"They are suckers,” one senior Democratic congressional aide told Politico.
He was speaking of the House Republicans who last week committed to detailed proposals to reduce entitlement spending. President Obama had punted in his budget. Plenty of powerful Republicans were happy to punt right back. Who wants to go first in sketching out risky cuts and controversial changes? But the forces of reform and responsibility in the House GOP caucus, led by Budget chairman Paul Ryan, have prevailed.
And so, when the House GOP releases its 2012 budget in a month or two, it will be a serious one, despite the president’s failure to be serious. As House GOP leaders put it last week, “Our budget will lead where the president has failed, and it will include real entitlement reforms.”
The senior Democratic aide’s further judgment: “They have painted themselves into a corner.”
But of course it’s entitlements that have painted all of us into a corner. It’s a dark and depressing corner, in which politicians cower, citizens duck responsibility, and the nation declines. The Republicans, rising above the normal standards of partisan calculation, are trying to lead us out of that corner. The mainstream media will give them little credit. The Democrats will pummel them.
And the question is: Are they suckers?
The answer depends on whether the American people are suckers. If P.T. Barnum is right that “there’s a sucker born every minute,” then the Republicans may pay a price for their courage. And Barnum was certainly a successful businessman.
But who really wants to be the party of P.T. Barnum? Is that a sustainable model for the Democrats? Will young people be attracted to a party that rests on cynicism and exploits fear? There is something, after all, in a modern and forward-looking democracy, to being the party of hope and change.
Even P.T. Barnum couldn’t stick resolutely to cynicism throughout his life. He was repelled by the institution of chattel slavery, and the Kansas-Nebraska Act of 1854 led him to leave the Democrats to join the new Republican party. Elected to the Connecticut legislature in 1865 as a Republican, Barnum participated in the debate over the ratification by his state of the Thirteenth Amendment to the Constitution, abolishing slavery.

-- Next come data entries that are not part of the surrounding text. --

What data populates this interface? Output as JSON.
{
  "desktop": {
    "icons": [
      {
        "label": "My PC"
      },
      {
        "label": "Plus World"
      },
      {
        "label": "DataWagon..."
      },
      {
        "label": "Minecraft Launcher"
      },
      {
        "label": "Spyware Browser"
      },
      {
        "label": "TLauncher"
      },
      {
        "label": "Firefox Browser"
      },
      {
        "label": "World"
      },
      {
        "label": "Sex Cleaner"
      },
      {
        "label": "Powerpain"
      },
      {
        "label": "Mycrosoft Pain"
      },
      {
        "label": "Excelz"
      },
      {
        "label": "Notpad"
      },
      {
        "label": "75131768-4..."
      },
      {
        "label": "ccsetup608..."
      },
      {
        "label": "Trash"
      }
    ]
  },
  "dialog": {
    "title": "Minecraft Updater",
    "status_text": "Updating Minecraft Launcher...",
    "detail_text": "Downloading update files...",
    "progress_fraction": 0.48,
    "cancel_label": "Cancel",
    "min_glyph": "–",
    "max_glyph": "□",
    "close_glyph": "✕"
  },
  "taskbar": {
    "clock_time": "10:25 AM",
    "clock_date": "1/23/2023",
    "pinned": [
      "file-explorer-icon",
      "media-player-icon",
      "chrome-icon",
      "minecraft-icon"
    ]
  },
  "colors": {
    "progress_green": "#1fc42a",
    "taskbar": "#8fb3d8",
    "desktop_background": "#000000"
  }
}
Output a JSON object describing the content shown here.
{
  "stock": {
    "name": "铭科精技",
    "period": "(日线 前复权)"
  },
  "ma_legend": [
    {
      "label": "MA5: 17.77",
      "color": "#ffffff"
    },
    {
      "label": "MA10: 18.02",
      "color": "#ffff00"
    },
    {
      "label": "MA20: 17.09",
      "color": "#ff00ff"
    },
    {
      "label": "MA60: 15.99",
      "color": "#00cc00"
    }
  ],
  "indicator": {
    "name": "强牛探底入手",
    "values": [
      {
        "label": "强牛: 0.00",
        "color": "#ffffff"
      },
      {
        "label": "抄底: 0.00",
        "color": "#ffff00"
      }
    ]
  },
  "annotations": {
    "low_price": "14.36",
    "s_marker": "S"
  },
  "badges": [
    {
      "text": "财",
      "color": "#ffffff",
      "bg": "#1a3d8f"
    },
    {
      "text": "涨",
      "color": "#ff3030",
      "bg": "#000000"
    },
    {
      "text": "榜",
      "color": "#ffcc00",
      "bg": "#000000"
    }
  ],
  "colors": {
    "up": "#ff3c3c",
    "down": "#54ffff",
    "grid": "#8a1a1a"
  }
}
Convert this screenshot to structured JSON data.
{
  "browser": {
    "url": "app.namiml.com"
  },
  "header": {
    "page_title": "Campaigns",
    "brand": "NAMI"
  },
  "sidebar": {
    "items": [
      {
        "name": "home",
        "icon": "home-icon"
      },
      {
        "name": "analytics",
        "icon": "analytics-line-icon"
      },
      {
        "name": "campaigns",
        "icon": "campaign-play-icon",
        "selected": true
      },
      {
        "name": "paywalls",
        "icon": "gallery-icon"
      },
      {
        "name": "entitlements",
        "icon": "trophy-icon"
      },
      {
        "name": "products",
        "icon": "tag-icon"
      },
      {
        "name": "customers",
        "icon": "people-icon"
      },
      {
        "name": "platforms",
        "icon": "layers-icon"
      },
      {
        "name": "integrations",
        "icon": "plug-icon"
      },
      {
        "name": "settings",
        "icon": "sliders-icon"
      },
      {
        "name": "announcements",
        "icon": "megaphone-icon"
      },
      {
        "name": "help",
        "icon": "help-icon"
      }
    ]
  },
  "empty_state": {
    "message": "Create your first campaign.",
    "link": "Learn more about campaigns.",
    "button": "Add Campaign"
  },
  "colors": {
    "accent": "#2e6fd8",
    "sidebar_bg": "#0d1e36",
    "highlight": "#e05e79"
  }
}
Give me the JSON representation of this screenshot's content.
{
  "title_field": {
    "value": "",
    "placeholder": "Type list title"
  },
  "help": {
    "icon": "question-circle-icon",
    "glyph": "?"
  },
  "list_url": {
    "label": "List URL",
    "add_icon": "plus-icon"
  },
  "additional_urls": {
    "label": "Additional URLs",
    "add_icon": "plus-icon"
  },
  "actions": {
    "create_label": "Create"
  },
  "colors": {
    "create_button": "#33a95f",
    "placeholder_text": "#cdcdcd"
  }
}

Speaking to the state legislature, he proclaimed, “A human soul is not to be trifled with. It may inhabit the body of a Chinaman, a Turk, an Arab or a Hottentot—it is still an immortal spirit!”
Surprising words for the most celebrated and successful proprietor in American history of freak shows, circus acts, and oddball hoaxes. But that’s America—an amazing mixture of high purpose and humbug. The Republican party is betting this can be a moment for high purpose. The Republicans are betting the American people will rise to the occasion.
The Democrats will construct halls of horrors, terrifying displays of the carnage wrought by what is in fact a sensible effort to restore limited government and ensure national solvency.
The Democrats and the Obama administration are playing the American people for suckers. We trust they’ll fail.